Owens got the ride of his life during Saturday night's Kentucky Indy 300 as he was in the IZOD "Fastest Seat in Sports." Owens was in the backseat of a specially-prepared Honda IndyCar with two-time Indianapolis 500 winner Arie Luyendyk as the driver. The tandem got to start Saturday night's race ahead of the pace car, and then on the parade lap, Luyendyk cranked up the power to zip around the 1.5-mile Kentucky Speedway at near race speed before catching up to the rear of the field for the pace lap.
"The ride wasn't violent at all but I really felt the G-forces," Owens said. "I asked Arie how fast we were going and he said about 180 mph. You feel like you are sitting still and all of a sudden you take off like you are on a spaceship. What took the nerves away from it was I didn't know what to expect or what I was getting into it.
"I wish we could have taken another lap around the track with the rest of the drivers in the race. But I really felt the power of the car."
Owens joked that his other high-profile teammate, Chad Ochocino, wasn't riding this weekend.
"Batman is taking the job today while Robin is out doing something else," Owens said of his teammate. "I wouldn't call my partner in crime a wimp, but I'm the one taking this ride."
A 17-race IndyCar Series schedule for 2011 will be announced Friday in Indianapolis with no tracks from International Speedway Corporation (ISC) expected to be on the slate. IndyCar Series CEO Randy Bernard said last week that despite a meeting with ISC representatives at Chicagoland Speedway before the IndyCar race on Aug. 28, it was "too little, too late" to keep any of the ISC tracks on next year's schedule.

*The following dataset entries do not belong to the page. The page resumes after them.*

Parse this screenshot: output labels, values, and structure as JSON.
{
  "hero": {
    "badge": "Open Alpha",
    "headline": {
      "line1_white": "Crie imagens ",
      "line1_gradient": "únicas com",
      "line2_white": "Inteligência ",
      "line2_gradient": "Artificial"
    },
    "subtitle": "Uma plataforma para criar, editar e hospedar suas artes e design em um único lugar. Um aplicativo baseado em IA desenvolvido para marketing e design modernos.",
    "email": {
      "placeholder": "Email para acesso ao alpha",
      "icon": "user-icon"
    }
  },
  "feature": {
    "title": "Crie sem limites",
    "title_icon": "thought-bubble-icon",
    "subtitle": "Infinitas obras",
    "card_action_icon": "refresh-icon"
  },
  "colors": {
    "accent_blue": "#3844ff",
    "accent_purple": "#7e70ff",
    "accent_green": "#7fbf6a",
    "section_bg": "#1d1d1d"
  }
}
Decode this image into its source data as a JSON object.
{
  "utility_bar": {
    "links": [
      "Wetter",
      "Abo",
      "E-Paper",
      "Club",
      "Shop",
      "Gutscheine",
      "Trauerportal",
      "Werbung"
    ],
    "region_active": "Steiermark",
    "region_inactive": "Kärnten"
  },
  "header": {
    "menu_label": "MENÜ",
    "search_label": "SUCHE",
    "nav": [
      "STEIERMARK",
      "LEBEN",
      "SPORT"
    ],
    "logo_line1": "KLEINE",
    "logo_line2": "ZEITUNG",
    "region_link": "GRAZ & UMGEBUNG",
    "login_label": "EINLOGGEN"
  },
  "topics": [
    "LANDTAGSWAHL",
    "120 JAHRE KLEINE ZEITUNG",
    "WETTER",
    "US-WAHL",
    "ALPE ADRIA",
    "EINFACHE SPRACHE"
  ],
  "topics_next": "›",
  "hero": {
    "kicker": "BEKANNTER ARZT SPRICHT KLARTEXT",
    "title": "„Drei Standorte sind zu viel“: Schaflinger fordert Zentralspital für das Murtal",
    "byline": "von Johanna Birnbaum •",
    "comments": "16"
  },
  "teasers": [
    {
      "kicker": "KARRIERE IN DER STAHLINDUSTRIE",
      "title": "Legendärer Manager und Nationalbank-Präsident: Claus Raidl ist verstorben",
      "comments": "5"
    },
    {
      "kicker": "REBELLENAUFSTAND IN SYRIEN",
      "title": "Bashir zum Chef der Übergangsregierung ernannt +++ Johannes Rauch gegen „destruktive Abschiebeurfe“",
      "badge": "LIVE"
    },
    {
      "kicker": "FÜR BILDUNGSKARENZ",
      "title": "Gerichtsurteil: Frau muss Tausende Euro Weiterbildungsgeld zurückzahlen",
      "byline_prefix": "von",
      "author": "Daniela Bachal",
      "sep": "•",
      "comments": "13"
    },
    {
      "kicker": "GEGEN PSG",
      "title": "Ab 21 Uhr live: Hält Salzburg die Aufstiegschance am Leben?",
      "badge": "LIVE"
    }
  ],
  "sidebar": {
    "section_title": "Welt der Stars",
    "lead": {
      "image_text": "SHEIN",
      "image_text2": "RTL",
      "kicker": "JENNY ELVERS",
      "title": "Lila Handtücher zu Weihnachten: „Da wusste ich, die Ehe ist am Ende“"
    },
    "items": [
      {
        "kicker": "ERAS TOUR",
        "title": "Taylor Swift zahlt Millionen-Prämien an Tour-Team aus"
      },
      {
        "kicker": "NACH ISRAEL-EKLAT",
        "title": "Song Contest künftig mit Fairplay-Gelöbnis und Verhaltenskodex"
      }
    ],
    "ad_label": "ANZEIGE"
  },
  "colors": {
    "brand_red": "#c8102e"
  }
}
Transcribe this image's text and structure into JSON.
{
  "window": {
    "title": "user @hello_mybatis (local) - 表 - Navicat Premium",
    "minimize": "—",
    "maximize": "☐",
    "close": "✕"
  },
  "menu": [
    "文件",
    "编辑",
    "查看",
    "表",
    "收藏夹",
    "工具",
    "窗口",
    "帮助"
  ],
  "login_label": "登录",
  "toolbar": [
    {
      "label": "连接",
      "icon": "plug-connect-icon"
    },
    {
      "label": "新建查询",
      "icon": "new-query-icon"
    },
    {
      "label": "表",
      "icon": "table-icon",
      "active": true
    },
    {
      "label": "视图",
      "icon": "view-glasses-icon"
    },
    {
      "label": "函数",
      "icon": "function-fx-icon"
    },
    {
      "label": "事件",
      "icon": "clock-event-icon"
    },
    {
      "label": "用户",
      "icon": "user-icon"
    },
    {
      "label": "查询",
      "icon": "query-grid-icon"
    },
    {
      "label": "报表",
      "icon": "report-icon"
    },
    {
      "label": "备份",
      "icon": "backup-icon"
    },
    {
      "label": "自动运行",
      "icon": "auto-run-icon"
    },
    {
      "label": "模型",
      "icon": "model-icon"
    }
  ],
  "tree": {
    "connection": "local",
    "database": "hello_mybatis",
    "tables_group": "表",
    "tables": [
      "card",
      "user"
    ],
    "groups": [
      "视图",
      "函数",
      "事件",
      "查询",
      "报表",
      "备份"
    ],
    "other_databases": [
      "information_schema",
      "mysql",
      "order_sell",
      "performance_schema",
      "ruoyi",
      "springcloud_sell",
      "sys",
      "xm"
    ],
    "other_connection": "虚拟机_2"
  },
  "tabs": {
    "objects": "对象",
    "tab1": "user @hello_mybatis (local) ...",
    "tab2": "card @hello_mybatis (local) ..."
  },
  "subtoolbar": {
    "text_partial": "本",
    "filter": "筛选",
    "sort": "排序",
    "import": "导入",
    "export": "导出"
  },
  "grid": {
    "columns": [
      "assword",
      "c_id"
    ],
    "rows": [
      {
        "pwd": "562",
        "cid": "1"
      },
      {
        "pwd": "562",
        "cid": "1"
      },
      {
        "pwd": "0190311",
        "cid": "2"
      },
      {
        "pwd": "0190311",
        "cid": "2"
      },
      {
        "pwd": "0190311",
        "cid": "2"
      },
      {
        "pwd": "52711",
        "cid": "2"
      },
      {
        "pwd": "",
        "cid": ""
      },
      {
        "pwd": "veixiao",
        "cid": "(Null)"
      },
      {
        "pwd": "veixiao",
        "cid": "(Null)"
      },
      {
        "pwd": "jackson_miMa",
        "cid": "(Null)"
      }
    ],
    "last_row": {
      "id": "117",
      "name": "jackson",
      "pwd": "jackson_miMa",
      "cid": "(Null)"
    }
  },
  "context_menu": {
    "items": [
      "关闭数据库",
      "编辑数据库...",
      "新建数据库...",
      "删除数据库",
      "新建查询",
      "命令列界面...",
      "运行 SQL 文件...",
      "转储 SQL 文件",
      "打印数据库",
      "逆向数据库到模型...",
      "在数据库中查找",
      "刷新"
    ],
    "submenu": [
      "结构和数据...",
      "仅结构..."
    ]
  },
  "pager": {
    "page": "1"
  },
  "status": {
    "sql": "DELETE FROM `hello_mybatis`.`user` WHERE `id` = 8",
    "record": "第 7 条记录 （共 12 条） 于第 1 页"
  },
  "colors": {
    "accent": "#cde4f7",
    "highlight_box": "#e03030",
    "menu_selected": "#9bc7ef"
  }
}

ISC officials have squawked about the $1.5 million sanctioning fee that IndyCar is requesting next season.
Among the major changes that will be unveiled: the race at Kentucky Speedway will be moved from Labor Day Weekend to Oct. 2, moving from a Saturday night race to a Sunday day race. It will be the next-to-last race of the season. If Bruton Smith, the chairman of Speedway Motorsports, Inc., has his way, the IndyCar Series championship will be decided at Las Vegas Motor Speedway.
Bernard is attempting to get the Las Vegas Visitors and Convention Bureau to sponsor the event with a large purse for the championship finale. Another idea that has been floated is to have two races that weekend, with a street race crowning the Mario Andretti Trophy winner on Day 1 with the championship finale taking place on the 1.5-mile Las Vegas Motor Speedway the following day, according to sources.
That grandiose scheme may not become a reality in 2011, however, and if that cannot be completed in time for 2011, the final race of the season may go to Auto Club Speedway in Fontana, Calif., which is ironically an ISC track.
"I don't see anybody running away with this Chase. I think it's going to be tight all the way down to the end and you're probably going to see three or four guys with a legitimate shot to win the championship in the last race. That's something that you really couldn't say in years past. Someone could prove me wrong and really go on a tear, but I feel like there's really been inconsistency with all race teams other than the 29 (Kevin Harvick) all year long. No one's really stepped up and been consistent over a 10-week period. It's tough for me to say who's going to do that." -- NASCAR driver Denny Hamlin forecasting the 2010 Chase.
NASCAR's 26-race regular season comes to an end as the last race takes place at Richmond Saturday night. And while there probably won't be very many surprises as to who makes the 12-driver field that will compete in the 10-race Chase, the Sprint Cup standings will hit the reset button after the Richmond race. Unfortunately, The Chase overshadows the race itself and when it comes to racing, the .750-mile Richmond short track provides some of the best racing all season.